The lines needed are those below that contain the word "reminder"; copy each one.

Page and application data records
BEGIN

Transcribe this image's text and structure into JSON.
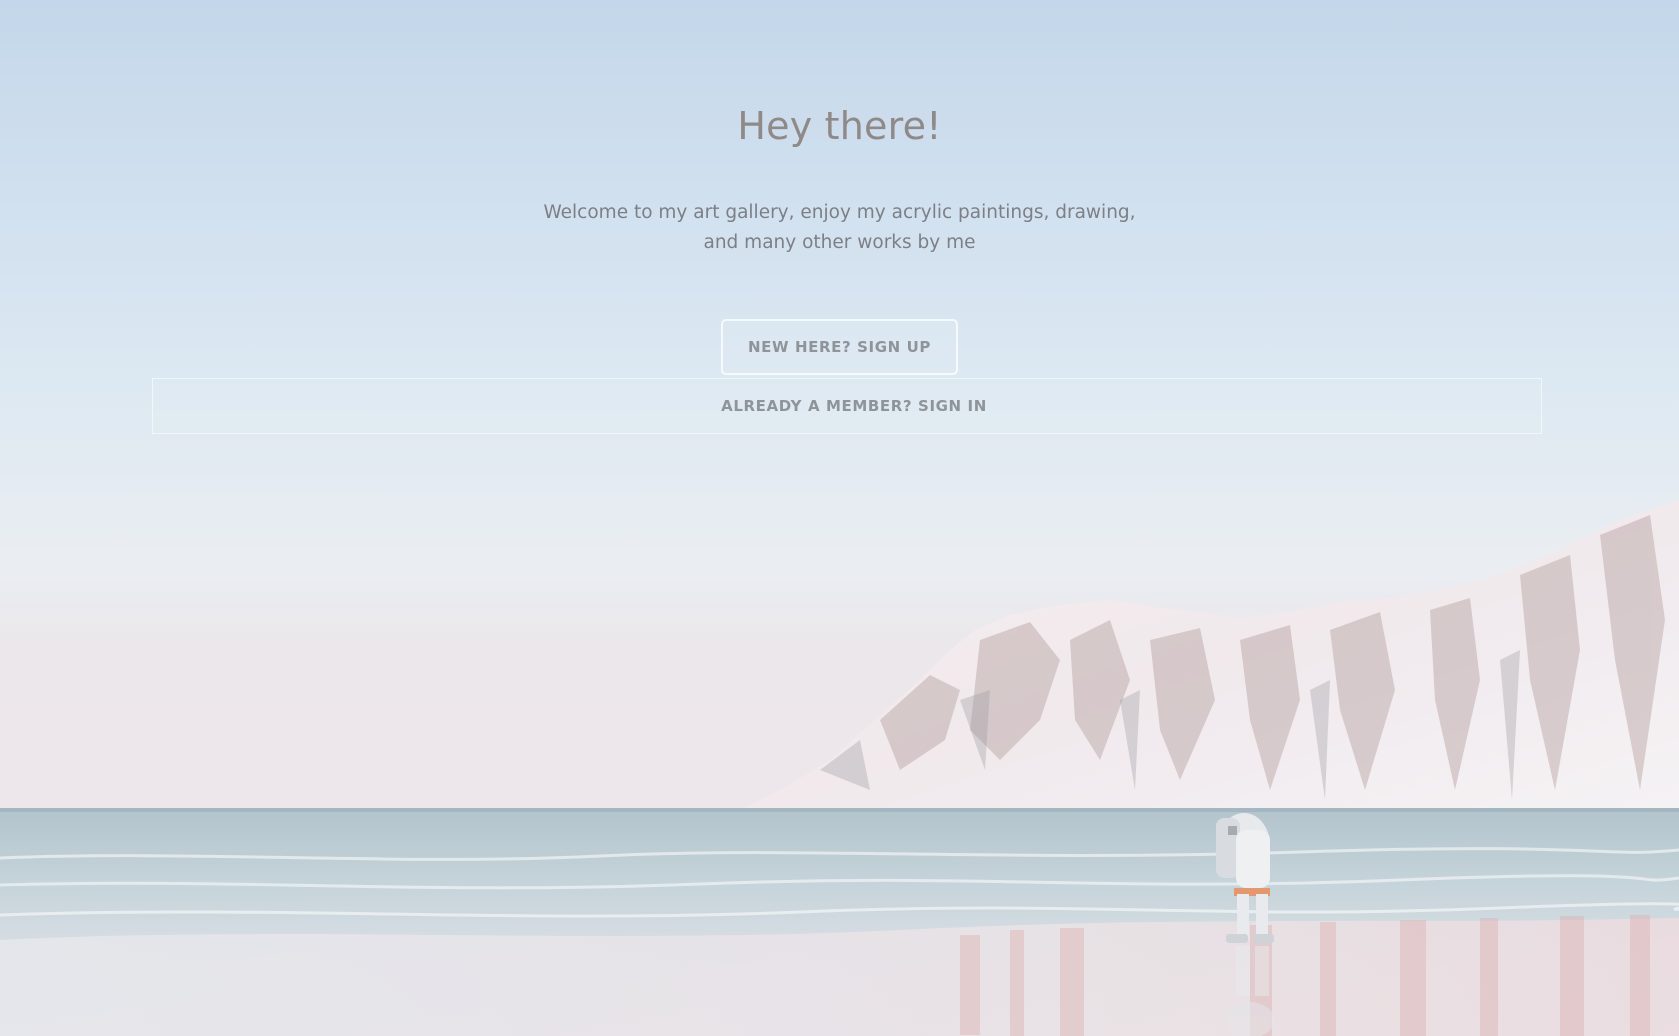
{
  "hero": {
    "title": "Hey there!",
    "subtitle": "Welcome to my art gallery, enjoy my acrylic paintings, drawing, and many other works by me"
  },
  "actions": {
    "signup_label": "NEW HERE? SIGN UP",
    "signin_label": "ALREADY A MEMBER? SIGN IN"
  },
  "colors": {
    "sky_top": "#bcd2e7",
    "sky_bottom": "#e7ecf0",
    "text_title": "#8f8a88",
    "text_body": "#7c7f86",
    "button_text": "#8e9499"
  },
  "background": {
    "scene": "beach-mountain-astronaut-photo"
  }
}
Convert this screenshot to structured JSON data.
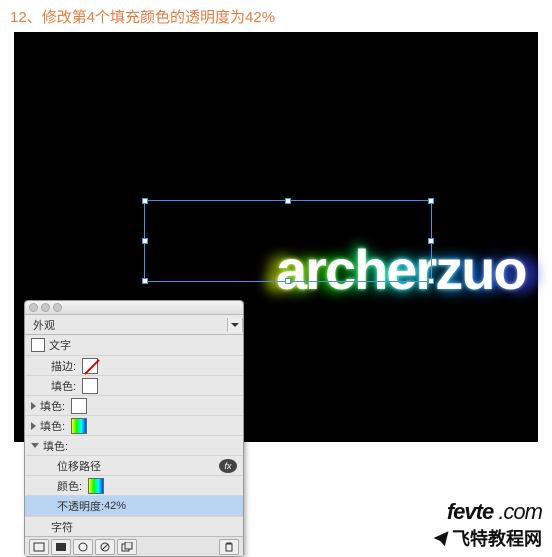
{
  "instruction": {
    "step": "12、",
    "text": "修改第4个填充颜色的透明度为42%"
  },
  "artwork_text": "archerzuo",
  "panel": {
    "tab_label": "外观",
    "type_label": "文字",
    "stroke_label": "描边:",
    "fill_label": "填色:",
    "offset_path_label": "位移路径",
    "color_label": "颜色:",
    "opacity_label": "不透明度:",
    "opacity_value": "42%",
    "chars_label": "字符",
    "fx_badge": "fx"
  },
  "watermark": {
    "url_bold": "fevte",
    "url_rest": " .com",
    "cn": "飞特教程网"
  }
}
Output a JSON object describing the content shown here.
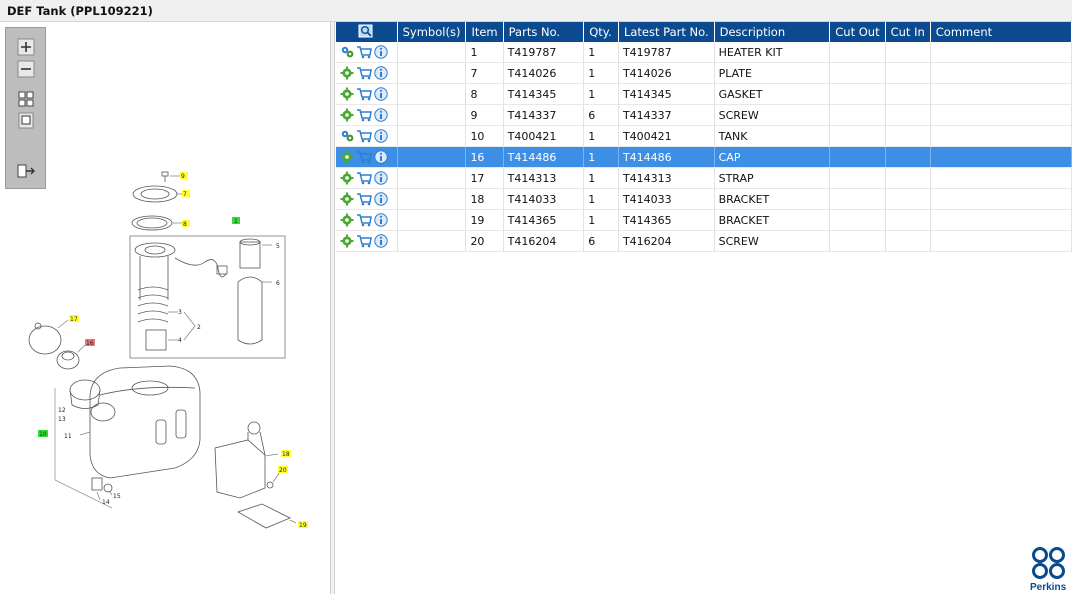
{
  "window": {
    "title": "DEF Tank (PPL109221)"
  },
  "toolbar": {
    "zoom_in": "zoom-in",
    "zoom_out": "zoom-out",
    "fit": "fit-page",
    "actual": "actual-size",
    "export": "export"
  },
  "grid": {
    "columns": [
      "Symbol(s)",
      "Item",
      "Parts No.",
      "Qty.",
      "Latest Part No.",
      "Description",
      "Cut Out",
      "Cut In",
      "Comment"
    ],
    "rows": [
      {
        "item": "1",
        "part": "T419787",
        "qty": "1",
        "latest": "T419787",
        "desc": "HEATER KIT",
        "icon": "multi-gear"
      },
      {
        "item": "7",
        "part": "T414026",
        "qty": "1",
        "latest": "T414026",
        "desc": "PLATE",
        "icon": "gear"
      },
      {
        "item": "8",
        "part": "T414345",
        "qty": "1",
        "latest": "T414345",
        "desc": "GASKET",
        "icon": "gear"
      },
      {
        "item": "9",
        "part": "T414337",
        "qty": "6",
        "latest": "T414337",
        "desc": "SCREW",
        "icon": "gear"
      },
      {
        "item": "10",
        "part": "T400421",
        "qty": "1",
        "latest": "T400421",
        "desc": "TANK",
        "icon": "multi-gear"
      },
      {
        "item": "16",
        "part": "T414486",
        "qty": "1",
        "latest": "T414486",
        "desc": "CAP",
        "icon": "gear",
        "selected": true
      },
      {
        "item": "17",
        "part": "T414313",
        "qty": "1",
        "latest": "T414313",
        "desc": "STRAP",
        "icon": "gear"
      },
      {
        "item": "18",
        "part": "T414033",
        "qty": "1",
        "latest": "T414033",
        "desc": "BRACKET",
        "icon": "gear"
      },
      {
        "item": "19",
        "part": "T414365",
        "qty": "1",
        "latest": "T414365",
        "desc": "BRACKET",
        "icon": "gear"
      },
      {
        "item": "20",
        "part": "T416204",
        "qty": "6",
        "latest": "T416204",
        "desc": "SCREW",
        "icon": "gear"
      }
    ]
  },
  "diagram_labels": {
    "l9": "9",
    "l7": "7",
    "l8": "8",
    "l1": "1",
    "l5": "5",
    "l6": "6",
    "l3": "3",
    "l2": "2",
    "l4": "4",
    "l17": "17",
    "l16": "16",
    "l10": "10",
    "l11": "11",
    "l12": "12",
    "l13": "13",
    "l14": "14",
    "l15": "15",
    "l18": "18",
    "l20": "20",
    "l19": "19"
  },
  "logo": {
    "text": "Perkins"
  },
  "colors": {
    "header": "#0b4a8f",
    "selected": "#3d8fe6",
    "callout_yellow": "#ffff33",
    "callout_green": "#33dd33",
    "callout_red": "#ee7777"
  }
}
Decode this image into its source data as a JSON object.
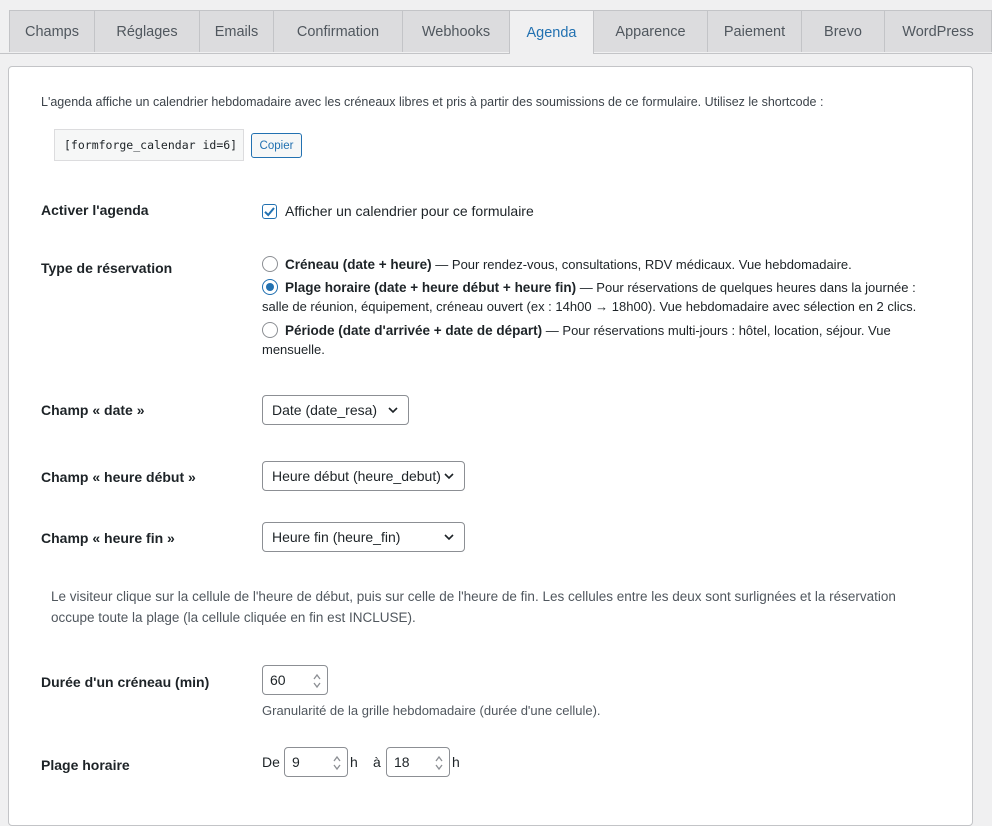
{
  "tabs": [
    {
      "label": "Champs"
    },
    {
      "label": "Réglages"
    },
    {
      "label": "Emails"
    },
    {
      "label": "Confirmation"
    },
    {
      "label": "Webhooks"
    },
    {
      "label": "Agenda"
    },
    {
      "label": "Apparence"
    },
    {
      "label": "Paiement"
    },
    {
      "label": "Brevo"
    },
    {
      "label": "WordPress"
    }
  ],
  "active_tab": "Agenda",
  "intro": "L'agenda affiche un calendrier hebdomadaire avec les créneaux libres et pris à partir des soumissions de ce formulaire. Utilisez le shortcode :",
  "shortcode": "[formforge_calendar id=6]",
  "copy_button": "Copier",
  "enable": {
    "label": "Activer l'agenda",
    "checkbox_label": "Afficher un calendrier pour ce formulaire",
    "checked": true
  },
  "reservation_type": {
    "label": "Type de réservation",
    "options": [
      {
        "title": "Créneau (date + heure)",
        "desc_line1": " — Pour rendez-vous, consultations, RDV médicaux. Vue hebdomadaire.",
        "desc_line2": "",
        "selected": false
      },
      {
        "title": "Plage horaire (date + heure début + heure fin)",
        "desc_line1": " — Pour réservations de quelques heures dans la journée :",
        "desc_line2": "salle de réunion, équipement, créneau ouvert (ex : 14h00 → 18h00). Vue hebdomadaire avec sélection en 2 clics.",
        "selected": true
      },
      {
        "title": "Période (date d'arrivée + date de départ)",
        "desc_line1": " — Pour réservations multi-jours : hôtel, location, séjour. Vue",
        "desc_line2": "mensuelle.",
        "selected": false
      }
    ]
  },
  "field_date": {
    "label": "Champ « date »",
    "value": "Date (date_resa)"
  },
  "field_start": {
    "label": "Champ « heure début »",
    "value": "Heure début (heure_debut)"
  },
  "field_end": {
    "label": "Champ « heure fin »",
    "value": "Heure fin (heure_fin)"
  },
  "click_note": {
    "line1": "Le visiteur clique sur la cellule de l'heure de début, puis sur celle de l'heure de fin. Les cellules entre les deux sont surlignées et la réservation",
    "line2": "occupe toute la plage (la cellule cliquée en fin est INCLUSE)."
  },
  "slot_duration": {
    "label": "Durée d'un créneau (min)",
    "value": "60",
    "help": "Granularité de la grille hebdomadaire (durée d'une cellule)."
  },
  "time_range": {
    "label": "Plage horaire",
    "from_label": "De",
    "from_value": "9",
    "from_unit": "h",
    "to_label": "à",
    "to_value": "18",
    "to_unit": "h"
  },
  "colors": {
    "accent": "#2271b1",
    "text": "#1d2327",
    "muted": "#50575e",
    "border": "#c3c4c7"
  }
}
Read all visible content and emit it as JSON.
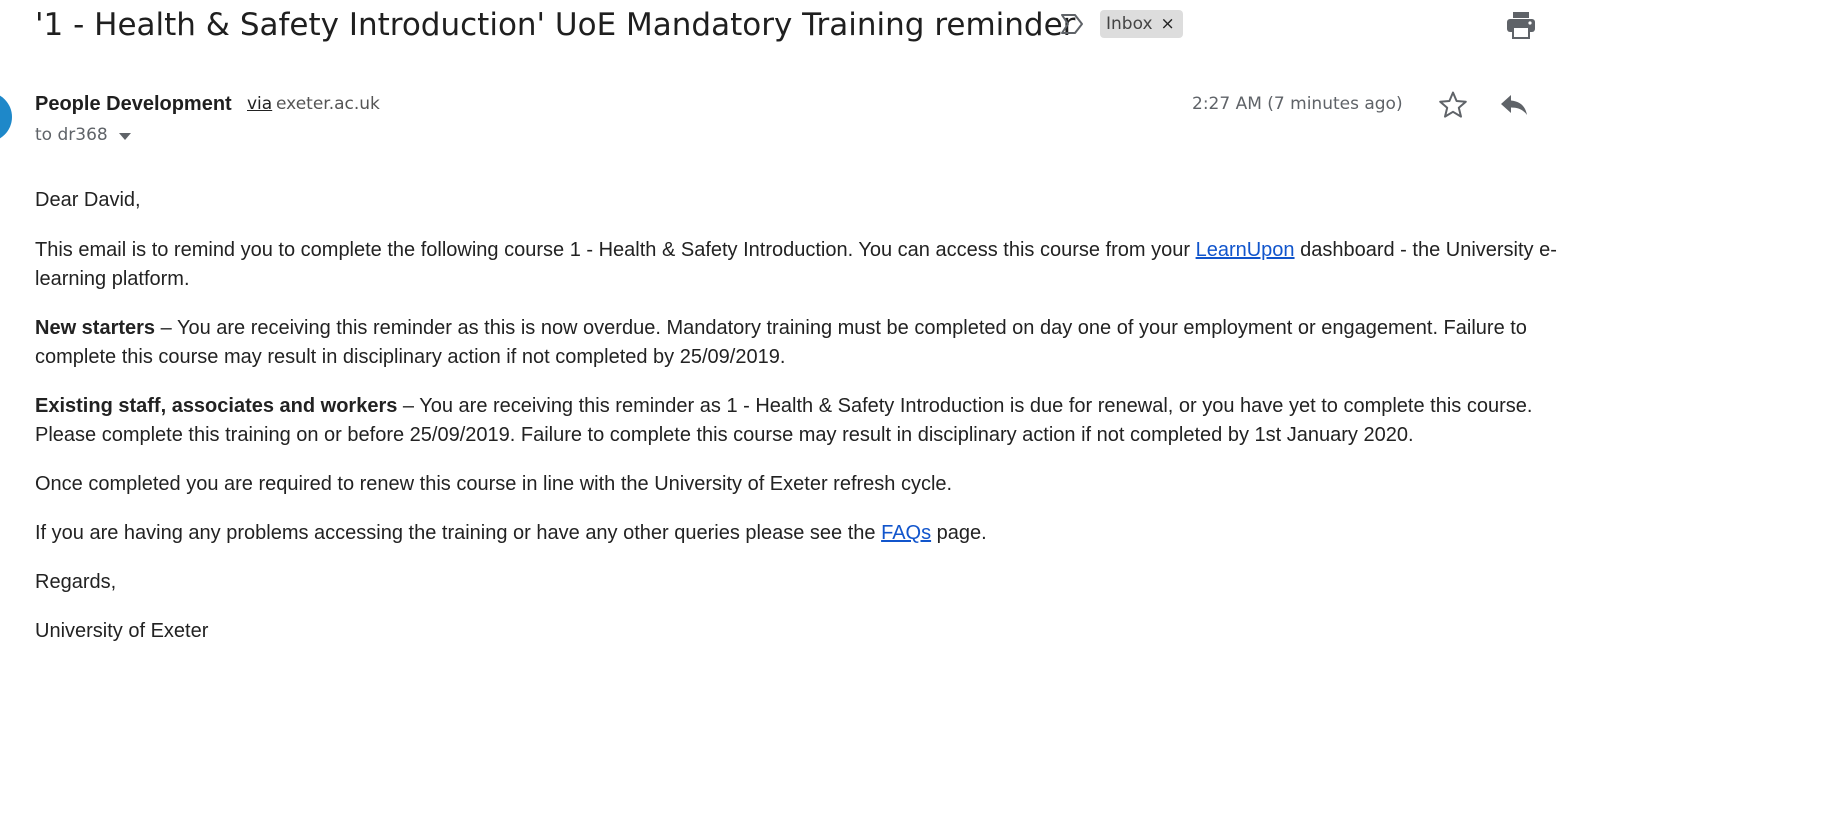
{
  "subject": "'1 - Health & Safety Introduction' UoE Mandatory Training reminder",
  "label_chip": "Inbox",
  "label_chip_remove": "×",
  "icons": {
    "importance": "importance-marker-icon",
    "print": "print-icon",
    "star": "star-icon",
    "reply": "reply-icon",
    "caret": "chevron-down-icon"
  },
  "sender": {
    "name": "People Development",
    "via": "via",
    "domain": "exeter.ac.uk",
    "recipient": "to dr368",
    "time": "2:27 AM (7 minutes ago)",
    "avatar_color": "#1e88c9"
  },
  "message": {
    "greeting": "Dear David,",
    "p1_before": "This email is to remind you to complete the following course 1 - Health & Safety Introduction. You can access this course from your ",
    "p1_link": "LearnUpon",
    "p1_after": " dashboard - the University e-learning platform.",
    "p2_bold": "New starters",
    "p2_text": " – You are receiving this reminder as this is now overdue. Mandatory training must be completed on day one of your employment or engagement. Failure to complete this course may result in disciplinary action if not completed by 25/09/2019.",
    "p3_bold": "Existing staff, associates and workers",
    "p3_text": " – You are receiving this reminder as 1 - Health & Safety Introduction is due for renewal, or you have yet to complete this course. Please complete this training on or before 25/09/2019. Failure to complete this course may result in disciplinary action if not completed by 1st January 2020.",
    "p4": "Once completed you are required to renew this course in line with the University of Exeter refresh cycle.",
    "p5_before": "If you are having any problems accessing the training or have any other queries please see the ",
    "p5_link": "FAQs",
    "p5_after": " page.",
    "closing": "Regards,",
    "signature": "University of Exeter"
  },
  "colors": {
    "link": "#1155cc",
    "chip_bg": "#dddddd",
    "secondary_text": "#5f6368"
  }
}
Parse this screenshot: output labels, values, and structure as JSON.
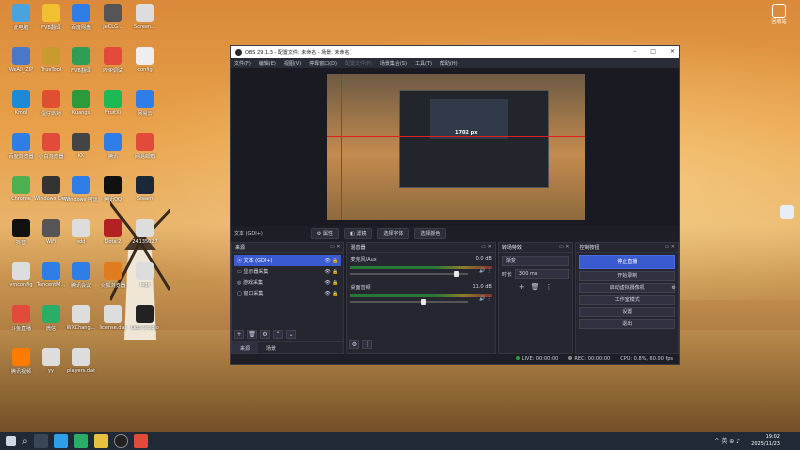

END

- _EXERCISE OUTPUT_
  "subject": "'1 - Health & Safety Introduction' UoE Mandatory Training reminder",
    "p2_text": " – You are receiving this reminder as this is now overdue. Mandatory training must be completed on day one of your employment or engagement. Failure to complete this course may result in disciplinary action if not completed by 25/09/2019.",
    "p3_text": " – You are receiving this reminder as 1 - Health & Safety Introduction is due for renewal, or you have yet to complete this course. Please complete this training on or before 25/09/2019. Failure to complete this course may result in disciplinary action if not completed by 1st January 2020.",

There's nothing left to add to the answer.